[Opening Given information section]

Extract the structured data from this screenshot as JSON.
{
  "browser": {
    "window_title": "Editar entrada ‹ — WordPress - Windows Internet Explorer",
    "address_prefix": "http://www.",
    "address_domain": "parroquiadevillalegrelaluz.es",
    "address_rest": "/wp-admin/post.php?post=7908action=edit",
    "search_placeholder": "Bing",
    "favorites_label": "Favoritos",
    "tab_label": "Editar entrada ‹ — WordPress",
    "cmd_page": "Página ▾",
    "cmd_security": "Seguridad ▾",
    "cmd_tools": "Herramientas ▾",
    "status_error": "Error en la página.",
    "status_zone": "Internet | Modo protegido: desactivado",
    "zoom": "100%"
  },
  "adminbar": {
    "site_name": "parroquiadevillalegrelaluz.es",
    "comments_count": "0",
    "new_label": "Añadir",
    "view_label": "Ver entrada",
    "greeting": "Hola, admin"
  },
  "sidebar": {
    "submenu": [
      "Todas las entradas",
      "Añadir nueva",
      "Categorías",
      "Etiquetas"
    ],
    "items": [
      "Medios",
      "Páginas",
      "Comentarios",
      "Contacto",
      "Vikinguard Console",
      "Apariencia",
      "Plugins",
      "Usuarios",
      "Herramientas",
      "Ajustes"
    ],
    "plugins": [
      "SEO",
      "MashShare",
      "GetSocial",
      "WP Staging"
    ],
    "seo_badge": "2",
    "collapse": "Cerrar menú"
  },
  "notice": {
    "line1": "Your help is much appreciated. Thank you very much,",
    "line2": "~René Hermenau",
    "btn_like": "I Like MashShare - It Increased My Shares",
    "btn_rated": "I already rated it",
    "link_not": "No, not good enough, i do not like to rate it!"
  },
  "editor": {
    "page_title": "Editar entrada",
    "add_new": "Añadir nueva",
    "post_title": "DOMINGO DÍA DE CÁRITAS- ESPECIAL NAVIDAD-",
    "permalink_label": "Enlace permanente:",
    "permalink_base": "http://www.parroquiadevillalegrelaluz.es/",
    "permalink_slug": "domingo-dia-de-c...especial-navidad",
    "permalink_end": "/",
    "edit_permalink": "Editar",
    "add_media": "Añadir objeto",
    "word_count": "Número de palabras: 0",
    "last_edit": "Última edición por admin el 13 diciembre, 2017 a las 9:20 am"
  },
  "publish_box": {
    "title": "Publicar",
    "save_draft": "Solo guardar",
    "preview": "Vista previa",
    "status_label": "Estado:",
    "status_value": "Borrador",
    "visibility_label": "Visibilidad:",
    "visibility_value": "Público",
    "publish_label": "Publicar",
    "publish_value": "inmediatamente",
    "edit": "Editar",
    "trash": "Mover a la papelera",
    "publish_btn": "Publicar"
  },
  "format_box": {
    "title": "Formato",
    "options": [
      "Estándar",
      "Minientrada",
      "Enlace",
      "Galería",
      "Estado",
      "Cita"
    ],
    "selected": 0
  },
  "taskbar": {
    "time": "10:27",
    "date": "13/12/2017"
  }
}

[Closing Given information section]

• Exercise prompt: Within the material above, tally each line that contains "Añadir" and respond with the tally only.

• Output for this task: 4